I couldn't believe that after everything I'd been through, Mum had gotten my message all along.
The next morning, I turned on the TV above my hospital bed and saw JJ getting out of the chopper.
I hadn't heard if they'd made it yet but, as soon as I saw JJ standing alone, my stomach sank.
Deep down, I knew Charlie was gone.
A doctor confirmed my fears.
Sometime during the night, Charlie had been too weak to go on.
He drowned, leaving JJ alone.
The poor bugger had treaded water alone for nearly 24 hours before the chopper spotted him.
A week later, I attended Charlie's funeral.
He'd left behind two young sons, not even 10 years old.
I'd lost my best mate.
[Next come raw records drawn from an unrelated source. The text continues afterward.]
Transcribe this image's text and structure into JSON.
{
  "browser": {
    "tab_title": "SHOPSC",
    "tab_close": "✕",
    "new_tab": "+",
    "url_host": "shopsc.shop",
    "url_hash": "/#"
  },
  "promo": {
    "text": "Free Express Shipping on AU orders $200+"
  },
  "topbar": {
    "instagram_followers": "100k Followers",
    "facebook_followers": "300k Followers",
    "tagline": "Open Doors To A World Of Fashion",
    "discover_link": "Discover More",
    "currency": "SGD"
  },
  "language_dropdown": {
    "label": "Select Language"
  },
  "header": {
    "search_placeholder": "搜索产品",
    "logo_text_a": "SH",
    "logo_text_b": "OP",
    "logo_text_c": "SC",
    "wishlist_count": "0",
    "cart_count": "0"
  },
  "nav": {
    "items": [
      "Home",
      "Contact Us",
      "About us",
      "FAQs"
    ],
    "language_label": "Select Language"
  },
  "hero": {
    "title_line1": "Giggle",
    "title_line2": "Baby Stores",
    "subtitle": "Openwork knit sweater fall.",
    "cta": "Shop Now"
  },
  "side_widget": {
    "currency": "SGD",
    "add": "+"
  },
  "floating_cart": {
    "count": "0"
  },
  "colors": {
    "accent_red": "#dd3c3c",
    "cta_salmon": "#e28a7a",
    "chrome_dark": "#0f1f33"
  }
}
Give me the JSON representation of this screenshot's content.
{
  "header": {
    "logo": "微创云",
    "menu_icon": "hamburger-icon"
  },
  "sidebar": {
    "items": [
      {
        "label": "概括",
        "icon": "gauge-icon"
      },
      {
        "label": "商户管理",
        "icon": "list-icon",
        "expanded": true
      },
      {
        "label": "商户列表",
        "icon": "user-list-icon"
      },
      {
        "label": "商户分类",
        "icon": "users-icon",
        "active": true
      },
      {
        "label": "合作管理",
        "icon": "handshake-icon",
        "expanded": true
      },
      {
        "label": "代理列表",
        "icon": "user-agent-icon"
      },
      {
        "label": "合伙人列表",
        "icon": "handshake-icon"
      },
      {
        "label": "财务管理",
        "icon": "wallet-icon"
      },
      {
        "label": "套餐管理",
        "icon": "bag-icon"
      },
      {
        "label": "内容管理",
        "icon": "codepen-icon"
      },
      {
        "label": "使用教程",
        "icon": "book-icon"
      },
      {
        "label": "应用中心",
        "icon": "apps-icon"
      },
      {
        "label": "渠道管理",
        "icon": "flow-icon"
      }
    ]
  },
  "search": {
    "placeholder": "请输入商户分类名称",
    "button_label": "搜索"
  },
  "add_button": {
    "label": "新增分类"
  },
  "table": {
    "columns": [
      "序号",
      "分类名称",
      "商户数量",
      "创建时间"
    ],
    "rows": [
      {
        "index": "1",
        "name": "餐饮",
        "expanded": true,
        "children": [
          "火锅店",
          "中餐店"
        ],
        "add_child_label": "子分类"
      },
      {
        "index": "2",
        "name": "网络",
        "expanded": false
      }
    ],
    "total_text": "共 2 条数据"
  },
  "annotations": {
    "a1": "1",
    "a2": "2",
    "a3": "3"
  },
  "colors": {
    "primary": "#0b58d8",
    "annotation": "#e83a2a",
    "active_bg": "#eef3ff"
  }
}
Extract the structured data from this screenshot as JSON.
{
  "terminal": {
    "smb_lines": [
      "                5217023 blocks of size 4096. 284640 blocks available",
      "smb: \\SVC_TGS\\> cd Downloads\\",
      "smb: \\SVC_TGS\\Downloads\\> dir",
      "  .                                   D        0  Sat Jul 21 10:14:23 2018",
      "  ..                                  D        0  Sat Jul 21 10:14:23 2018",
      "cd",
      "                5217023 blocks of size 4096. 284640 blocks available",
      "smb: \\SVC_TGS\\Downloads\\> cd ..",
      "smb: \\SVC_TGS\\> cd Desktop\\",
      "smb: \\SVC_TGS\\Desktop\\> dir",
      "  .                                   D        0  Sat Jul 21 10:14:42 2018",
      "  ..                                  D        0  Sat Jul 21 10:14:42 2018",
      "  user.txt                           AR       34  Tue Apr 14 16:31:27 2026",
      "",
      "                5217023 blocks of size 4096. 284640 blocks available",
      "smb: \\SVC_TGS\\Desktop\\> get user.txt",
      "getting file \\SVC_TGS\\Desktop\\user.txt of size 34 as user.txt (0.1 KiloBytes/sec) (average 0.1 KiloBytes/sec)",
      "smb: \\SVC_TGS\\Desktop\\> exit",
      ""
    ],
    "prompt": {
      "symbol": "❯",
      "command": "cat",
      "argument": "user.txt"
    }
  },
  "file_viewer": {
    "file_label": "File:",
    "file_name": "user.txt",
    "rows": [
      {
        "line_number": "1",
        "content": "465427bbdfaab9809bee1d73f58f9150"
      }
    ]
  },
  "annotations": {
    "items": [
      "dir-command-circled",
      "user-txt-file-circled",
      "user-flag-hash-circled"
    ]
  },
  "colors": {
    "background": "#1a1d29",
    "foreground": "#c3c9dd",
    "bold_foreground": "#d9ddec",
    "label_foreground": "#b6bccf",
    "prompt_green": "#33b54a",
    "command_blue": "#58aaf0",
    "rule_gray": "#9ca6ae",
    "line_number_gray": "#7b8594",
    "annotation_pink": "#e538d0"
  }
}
In those first few miserable weeks the only thing that got me through was writing.
I wrote through my grief and as the years passed, I came out the other side.
Now, 10 years later, I have a supportive partner, Amelia, and our wonderful daughter, Gypsy, seven.
They're the best things that ever happened to me and they've helped me work through my trauma.
I've even published a book about my experiences, Sea Rogue: A True Survivor's Tale In Spoken Word.
I still love the ocean and I often take Gypsy out fishing.
But I haven't set foot on a prawn trawler since.
Every morning I thank the universe that I'm alive.
I just wish Charlie was around to enjoy it, too.